- On March 10, 2017
Engulfed in a months-long scandal over his role in the 2013 George Washington Bridge lane-closure scandal, Governor Chris Christie conceded some wrongdoing in his 2014 State of the State address.
“Mistakes were made,” he said, using the passive voice, which kept him from having to say who actually made the mistakes. I don’t know about you but I thought, “This guy has something to hide.”
Governor Christie’s is an extreme example of the vague effect you get when you use the passive voice. Technically speaking, that’s when the subject (in this case mistakes) is acted upon (were made) and the person or object performing the action is named later on in the sentence—or not at all, as in the Christie example.
Had the governor said, “Mistakes were made by some people in my administration,” he still would have been talking in the passive voice, and the focus still would have been on the mistakes—not the guilty party. It is hard to imagine him using the active voice to say, “My administration made a mistake” and almost inconceivable to think he ever would have come out with, “I made a mistake.”
Too often, businesspeople—with nothing to hide—talk and write in the passive voice, compromising the clarity and strength of what they’re communicating. The active voice—where the subject is performing the action—is more concise, clear, and powerful. When you write in the active voice, you sound more confident, which is one of the many reasons it makes good business sense to use it.
Just recently, the following headline—in the active voice—caught my attention: “A Sedentary Lifestyle Will Harm Millennials.” It was in The Wall Street Journal as part of a roundup of insights from a panel of experts. As the mother of two millennials who spend a lot of time on the couch, I read on: “Unfortunately, a more sedentary lifestyle is developing among our young people,” one of the panel experts wrote. “Too much time is spent in front of electronic devices and too little time being active.”
I wondered why the expert used the passive, not active, voice—and what he was comparing the millennial lifestyle to (that of peppy baby boomers?). To my mind, he should have said, “Our young people are developing a sedentary lifestyle. They spend too much time in front of electronic devices and not enough time being active.”
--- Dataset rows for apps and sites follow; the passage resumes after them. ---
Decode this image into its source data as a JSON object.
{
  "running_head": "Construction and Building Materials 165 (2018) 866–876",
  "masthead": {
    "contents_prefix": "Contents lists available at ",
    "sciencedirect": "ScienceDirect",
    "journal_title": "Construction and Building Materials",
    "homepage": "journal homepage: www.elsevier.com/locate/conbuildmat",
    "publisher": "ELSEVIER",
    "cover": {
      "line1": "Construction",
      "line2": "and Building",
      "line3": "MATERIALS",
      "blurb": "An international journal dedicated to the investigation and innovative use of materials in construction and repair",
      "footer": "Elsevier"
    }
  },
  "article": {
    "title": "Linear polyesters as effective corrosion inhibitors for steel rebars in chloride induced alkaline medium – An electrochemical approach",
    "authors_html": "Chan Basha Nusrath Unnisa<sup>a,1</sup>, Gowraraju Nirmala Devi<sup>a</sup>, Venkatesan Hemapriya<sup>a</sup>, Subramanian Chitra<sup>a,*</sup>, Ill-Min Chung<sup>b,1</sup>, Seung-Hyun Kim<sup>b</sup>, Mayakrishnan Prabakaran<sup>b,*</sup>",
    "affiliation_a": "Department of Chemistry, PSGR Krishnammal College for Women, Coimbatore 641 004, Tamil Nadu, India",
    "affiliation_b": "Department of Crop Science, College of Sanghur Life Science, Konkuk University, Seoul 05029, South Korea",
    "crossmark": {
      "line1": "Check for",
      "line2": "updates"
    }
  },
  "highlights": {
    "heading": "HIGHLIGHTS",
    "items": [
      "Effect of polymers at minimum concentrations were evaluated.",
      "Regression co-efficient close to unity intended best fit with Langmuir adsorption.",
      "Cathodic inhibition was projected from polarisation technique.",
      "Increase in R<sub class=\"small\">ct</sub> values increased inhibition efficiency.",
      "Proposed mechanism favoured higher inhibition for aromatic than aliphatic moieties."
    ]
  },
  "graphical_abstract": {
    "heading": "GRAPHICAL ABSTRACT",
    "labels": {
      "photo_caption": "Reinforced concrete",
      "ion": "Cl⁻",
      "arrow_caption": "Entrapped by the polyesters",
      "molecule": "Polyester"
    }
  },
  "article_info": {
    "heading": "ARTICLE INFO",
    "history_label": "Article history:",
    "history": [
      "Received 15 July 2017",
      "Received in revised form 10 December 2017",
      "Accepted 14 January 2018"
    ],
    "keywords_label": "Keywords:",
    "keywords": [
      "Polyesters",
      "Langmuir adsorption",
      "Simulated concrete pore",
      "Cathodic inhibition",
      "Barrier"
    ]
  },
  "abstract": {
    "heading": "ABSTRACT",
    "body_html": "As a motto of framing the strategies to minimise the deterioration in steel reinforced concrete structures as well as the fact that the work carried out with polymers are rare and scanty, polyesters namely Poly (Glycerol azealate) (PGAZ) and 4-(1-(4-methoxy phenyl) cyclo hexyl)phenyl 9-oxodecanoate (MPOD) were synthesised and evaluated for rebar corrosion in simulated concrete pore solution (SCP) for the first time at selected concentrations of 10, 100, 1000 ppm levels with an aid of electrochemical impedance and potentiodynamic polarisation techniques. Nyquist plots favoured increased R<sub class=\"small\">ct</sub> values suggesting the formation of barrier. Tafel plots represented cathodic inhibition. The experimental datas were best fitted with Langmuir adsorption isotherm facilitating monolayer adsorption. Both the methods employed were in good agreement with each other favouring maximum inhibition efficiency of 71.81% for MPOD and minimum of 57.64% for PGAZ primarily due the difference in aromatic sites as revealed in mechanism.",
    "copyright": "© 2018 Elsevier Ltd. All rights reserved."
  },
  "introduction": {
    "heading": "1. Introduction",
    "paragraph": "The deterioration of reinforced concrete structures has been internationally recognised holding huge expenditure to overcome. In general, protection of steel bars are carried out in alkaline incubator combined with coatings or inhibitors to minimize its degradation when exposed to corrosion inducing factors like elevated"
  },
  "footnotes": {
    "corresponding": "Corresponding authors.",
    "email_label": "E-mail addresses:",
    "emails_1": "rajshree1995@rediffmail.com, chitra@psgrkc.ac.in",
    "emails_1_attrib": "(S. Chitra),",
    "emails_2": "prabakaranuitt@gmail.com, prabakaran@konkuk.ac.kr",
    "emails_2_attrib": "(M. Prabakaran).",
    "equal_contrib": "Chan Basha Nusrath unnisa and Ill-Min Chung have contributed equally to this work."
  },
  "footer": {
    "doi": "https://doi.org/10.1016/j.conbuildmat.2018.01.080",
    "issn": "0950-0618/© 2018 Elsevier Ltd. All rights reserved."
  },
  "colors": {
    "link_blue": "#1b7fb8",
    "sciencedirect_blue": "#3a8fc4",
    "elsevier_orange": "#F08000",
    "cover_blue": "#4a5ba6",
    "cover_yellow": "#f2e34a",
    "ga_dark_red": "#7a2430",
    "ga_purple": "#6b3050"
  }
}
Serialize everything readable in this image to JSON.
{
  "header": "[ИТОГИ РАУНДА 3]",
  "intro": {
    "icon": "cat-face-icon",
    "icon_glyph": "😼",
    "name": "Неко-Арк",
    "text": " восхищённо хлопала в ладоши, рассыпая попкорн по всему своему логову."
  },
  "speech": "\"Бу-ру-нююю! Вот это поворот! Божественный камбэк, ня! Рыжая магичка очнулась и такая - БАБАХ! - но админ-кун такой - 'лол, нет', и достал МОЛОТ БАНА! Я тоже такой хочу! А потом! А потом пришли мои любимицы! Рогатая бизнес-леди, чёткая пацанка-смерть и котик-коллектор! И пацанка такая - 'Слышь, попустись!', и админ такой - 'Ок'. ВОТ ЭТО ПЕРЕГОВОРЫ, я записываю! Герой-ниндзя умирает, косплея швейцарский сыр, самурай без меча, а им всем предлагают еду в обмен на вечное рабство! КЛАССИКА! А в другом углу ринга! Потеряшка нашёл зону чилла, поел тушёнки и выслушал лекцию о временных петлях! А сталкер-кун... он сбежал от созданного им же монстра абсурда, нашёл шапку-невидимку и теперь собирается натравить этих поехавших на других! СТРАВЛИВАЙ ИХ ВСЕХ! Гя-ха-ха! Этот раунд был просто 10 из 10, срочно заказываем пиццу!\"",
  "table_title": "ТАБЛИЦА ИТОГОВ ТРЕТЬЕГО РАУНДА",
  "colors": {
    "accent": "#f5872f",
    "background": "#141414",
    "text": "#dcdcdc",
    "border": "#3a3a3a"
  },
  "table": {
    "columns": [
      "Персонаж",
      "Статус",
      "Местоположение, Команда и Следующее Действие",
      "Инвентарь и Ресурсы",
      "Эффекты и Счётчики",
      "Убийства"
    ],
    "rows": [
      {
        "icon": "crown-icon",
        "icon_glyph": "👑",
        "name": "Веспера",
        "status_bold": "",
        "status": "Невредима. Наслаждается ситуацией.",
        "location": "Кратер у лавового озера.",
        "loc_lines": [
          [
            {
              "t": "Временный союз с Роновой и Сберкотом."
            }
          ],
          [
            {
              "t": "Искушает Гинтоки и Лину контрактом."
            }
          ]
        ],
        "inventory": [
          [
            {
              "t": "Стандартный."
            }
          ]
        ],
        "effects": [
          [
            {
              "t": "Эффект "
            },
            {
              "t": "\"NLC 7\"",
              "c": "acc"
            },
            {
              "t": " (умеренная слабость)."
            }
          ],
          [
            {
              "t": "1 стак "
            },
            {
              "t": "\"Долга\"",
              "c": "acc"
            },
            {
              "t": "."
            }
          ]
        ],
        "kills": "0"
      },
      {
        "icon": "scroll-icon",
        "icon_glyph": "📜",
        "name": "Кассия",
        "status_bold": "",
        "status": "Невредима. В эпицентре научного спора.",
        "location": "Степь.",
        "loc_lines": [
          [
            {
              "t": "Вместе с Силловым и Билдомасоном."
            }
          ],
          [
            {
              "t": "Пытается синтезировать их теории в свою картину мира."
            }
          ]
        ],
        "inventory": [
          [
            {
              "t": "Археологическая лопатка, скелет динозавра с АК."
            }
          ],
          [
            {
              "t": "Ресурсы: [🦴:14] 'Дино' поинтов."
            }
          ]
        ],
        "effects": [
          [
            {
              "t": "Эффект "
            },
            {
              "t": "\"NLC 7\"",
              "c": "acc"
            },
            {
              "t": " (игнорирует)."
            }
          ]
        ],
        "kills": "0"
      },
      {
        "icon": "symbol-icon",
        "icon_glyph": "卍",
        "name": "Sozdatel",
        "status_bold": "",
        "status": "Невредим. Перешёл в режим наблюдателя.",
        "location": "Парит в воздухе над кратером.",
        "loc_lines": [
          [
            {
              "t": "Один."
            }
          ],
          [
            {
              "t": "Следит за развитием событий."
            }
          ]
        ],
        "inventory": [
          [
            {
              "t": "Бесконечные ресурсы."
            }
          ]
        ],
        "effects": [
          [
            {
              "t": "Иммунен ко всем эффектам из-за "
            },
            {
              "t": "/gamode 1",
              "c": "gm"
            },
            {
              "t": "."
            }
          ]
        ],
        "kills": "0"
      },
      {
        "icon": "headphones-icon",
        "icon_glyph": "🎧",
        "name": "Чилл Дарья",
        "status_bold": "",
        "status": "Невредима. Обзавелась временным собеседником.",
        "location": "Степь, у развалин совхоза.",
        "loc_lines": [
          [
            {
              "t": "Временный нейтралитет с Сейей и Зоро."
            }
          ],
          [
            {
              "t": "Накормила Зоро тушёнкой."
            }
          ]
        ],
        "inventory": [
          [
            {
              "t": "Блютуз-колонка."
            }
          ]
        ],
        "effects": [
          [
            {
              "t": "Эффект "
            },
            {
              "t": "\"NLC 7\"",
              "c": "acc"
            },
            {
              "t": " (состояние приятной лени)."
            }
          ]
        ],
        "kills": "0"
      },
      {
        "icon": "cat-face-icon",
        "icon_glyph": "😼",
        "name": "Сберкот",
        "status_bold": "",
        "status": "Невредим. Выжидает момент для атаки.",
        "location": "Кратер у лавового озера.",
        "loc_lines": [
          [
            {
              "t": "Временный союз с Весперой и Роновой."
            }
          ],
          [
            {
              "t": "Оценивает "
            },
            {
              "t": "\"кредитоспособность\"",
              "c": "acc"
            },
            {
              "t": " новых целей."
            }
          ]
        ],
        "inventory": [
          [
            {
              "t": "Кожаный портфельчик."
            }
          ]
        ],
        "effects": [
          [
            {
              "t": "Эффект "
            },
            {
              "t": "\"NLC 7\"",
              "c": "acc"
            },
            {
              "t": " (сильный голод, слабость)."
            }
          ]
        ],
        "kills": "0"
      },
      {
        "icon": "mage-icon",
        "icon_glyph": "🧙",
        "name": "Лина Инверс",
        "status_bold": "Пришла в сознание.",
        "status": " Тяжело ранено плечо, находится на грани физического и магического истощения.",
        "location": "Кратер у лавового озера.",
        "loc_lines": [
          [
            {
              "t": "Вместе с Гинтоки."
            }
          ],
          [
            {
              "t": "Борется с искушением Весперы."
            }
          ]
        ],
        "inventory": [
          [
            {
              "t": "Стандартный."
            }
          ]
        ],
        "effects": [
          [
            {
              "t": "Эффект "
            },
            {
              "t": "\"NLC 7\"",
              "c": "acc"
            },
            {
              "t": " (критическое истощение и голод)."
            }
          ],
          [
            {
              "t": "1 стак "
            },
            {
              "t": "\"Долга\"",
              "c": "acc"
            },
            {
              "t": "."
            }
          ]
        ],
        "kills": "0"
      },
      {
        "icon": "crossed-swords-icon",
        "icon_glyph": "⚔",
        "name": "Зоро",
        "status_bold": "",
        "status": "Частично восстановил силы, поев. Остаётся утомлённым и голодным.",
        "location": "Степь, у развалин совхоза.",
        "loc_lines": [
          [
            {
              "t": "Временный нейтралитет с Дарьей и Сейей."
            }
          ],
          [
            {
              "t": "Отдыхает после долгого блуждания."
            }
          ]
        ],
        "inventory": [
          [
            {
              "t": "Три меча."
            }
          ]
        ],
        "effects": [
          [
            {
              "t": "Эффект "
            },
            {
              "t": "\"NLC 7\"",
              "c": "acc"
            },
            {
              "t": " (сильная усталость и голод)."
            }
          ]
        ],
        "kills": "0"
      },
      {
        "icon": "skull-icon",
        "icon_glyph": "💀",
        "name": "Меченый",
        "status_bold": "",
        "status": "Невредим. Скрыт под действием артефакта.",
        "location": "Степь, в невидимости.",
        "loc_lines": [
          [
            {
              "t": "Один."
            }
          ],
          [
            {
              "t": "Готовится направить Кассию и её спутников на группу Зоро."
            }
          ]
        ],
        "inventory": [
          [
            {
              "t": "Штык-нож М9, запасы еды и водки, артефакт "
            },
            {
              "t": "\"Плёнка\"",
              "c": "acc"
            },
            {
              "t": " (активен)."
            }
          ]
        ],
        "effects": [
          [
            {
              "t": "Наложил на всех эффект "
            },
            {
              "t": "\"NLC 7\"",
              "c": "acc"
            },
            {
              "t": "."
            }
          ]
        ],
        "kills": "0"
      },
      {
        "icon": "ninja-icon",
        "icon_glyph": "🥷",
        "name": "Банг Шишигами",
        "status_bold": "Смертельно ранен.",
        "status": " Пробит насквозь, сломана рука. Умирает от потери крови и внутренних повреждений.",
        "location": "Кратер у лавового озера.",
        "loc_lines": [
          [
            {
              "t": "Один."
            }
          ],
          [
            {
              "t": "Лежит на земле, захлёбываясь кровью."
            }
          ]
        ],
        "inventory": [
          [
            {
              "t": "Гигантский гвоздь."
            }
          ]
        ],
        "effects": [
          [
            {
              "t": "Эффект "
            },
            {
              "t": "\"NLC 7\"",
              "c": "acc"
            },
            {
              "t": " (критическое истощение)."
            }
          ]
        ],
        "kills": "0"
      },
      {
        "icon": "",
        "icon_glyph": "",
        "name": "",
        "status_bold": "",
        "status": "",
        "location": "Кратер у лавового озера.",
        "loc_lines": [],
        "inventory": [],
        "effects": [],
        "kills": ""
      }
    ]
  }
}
The writer was billed as an expert. He’s entitled to an opinion.